== Data for processing

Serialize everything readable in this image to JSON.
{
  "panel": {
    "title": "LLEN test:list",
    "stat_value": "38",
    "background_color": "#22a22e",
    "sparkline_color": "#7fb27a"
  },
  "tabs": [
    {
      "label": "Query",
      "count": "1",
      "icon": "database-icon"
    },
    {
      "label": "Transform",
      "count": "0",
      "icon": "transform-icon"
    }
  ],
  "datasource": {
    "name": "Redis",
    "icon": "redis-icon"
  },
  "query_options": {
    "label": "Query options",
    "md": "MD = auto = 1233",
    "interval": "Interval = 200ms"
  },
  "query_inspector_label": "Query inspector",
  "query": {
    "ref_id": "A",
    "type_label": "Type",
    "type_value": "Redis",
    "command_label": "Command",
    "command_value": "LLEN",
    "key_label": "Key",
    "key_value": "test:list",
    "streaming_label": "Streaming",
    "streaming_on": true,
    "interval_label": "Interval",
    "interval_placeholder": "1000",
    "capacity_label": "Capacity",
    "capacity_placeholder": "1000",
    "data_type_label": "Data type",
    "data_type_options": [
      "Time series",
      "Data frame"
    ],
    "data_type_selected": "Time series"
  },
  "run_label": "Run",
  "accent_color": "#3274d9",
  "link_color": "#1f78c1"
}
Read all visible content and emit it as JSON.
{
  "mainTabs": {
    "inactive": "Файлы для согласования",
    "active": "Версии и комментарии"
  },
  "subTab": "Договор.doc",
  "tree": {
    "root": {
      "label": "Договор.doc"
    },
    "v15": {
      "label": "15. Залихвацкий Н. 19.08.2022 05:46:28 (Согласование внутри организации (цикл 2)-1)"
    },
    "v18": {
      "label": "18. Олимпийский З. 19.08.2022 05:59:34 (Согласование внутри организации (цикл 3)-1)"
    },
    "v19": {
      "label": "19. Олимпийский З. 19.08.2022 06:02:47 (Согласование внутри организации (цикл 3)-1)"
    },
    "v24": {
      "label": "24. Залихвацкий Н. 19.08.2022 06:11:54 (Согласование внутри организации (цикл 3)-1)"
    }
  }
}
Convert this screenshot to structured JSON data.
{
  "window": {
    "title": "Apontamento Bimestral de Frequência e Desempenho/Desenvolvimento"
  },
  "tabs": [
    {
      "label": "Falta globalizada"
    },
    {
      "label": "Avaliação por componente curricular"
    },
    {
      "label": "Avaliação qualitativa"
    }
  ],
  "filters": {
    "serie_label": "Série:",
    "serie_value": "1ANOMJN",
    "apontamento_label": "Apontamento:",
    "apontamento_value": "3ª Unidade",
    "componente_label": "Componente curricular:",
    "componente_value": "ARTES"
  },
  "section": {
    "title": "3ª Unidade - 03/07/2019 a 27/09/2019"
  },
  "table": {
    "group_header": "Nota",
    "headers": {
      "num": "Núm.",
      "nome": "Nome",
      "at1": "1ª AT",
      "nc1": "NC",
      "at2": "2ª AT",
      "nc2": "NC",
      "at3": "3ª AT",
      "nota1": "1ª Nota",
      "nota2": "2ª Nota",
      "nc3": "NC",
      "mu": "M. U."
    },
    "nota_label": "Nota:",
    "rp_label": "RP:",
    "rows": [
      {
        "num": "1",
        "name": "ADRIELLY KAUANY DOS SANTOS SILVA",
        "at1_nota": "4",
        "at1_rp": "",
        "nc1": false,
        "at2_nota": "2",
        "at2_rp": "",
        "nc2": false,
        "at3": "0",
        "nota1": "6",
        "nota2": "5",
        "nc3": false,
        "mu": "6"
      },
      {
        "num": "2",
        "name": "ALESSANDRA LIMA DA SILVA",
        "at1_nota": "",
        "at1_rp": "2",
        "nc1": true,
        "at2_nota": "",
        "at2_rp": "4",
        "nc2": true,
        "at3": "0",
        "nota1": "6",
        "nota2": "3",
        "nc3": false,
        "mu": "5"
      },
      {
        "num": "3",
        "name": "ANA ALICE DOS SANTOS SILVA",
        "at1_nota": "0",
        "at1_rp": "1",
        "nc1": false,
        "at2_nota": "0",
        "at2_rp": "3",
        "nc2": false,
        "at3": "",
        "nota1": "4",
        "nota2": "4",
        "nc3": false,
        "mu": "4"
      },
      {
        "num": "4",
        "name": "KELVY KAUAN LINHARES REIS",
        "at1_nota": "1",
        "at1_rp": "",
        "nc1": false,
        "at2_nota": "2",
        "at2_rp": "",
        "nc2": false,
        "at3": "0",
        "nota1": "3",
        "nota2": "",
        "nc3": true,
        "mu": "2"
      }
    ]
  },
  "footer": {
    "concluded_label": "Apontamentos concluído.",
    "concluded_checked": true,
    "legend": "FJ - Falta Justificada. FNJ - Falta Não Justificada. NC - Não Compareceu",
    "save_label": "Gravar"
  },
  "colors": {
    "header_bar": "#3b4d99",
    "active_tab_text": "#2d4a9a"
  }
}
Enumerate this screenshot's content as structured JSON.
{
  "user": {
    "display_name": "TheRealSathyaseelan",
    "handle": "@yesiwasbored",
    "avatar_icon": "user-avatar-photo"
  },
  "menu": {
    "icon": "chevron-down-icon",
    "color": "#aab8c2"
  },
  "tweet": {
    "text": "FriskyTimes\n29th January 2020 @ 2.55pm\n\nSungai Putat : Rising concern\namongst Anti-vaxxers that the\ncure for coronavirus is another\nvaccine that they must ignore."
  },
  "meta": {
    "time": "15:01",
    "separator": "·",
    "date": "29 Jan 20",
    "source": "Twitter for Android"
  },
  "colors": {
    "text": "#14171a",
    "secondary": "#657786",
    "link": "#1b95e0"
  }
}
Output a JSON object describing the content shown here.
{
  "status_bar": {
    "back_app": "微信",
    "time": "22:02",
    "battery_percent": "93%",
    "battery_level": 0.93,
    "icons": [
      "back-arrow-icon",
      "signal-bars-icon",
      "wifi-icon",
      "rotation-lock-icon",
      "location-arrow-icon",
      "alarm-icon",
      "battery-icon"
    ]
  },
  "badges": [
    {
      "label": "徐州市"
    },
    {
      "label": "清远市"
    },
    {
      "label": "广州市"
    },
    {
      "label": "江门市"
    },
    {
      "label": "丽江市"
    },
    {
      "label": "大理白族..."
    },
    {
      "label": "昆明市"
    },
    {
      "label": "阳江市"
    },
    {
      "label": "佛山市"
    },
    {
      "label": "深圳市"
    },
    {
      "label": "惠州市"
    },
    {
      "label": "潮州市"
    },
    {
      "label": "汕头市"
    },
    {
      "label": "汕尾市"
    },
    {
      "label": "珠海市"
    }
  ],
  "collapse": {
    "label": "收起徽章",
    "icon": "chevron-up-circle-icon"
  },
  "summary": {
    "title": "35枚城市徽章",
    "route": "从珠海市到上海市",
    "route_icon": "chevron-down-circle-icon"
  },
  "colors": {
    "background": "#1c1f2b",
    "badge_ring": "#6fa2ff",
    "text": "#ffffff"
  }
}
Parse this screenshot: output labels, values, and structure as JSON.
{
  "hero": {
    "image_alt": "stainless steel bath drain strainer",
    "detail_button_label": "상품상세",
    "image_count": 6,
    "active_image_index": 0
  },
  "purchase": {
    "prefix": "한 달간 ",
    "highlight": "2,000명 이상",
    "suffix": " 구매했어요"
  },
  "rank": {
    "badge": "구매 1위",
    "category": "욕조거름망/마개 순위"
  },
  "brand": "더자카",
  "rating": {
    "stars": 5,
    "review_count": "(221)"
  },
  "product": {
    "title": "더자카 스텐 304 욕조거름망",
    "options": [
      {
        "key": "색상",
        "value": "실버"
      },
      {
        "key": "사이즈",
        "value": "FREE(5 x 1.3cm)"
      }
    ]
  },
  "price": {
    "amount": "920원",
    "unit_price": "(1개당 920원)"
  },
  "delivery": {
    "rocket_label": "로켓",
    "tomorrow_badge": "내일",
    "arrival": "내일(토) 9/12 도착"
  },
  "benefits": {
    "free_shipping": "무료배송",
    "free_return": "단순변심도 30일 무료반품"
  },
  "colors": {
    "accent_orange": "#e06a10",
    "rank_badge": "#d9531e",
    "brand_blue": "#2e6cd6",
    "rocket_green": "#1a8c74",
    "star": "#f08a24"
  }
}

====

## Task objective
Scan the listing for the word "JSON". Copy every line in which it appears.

## Written solution
Serialize everything readable in this image to JSON.
Read all visible content and emit it as JSON.
Convert this screenshot to structured JSON data.
Enumerate this screenshot's content as structured JSON.
Output a JSON object describing the content shown here.
Parse this screenshot: output labels, values, and structure as JSON.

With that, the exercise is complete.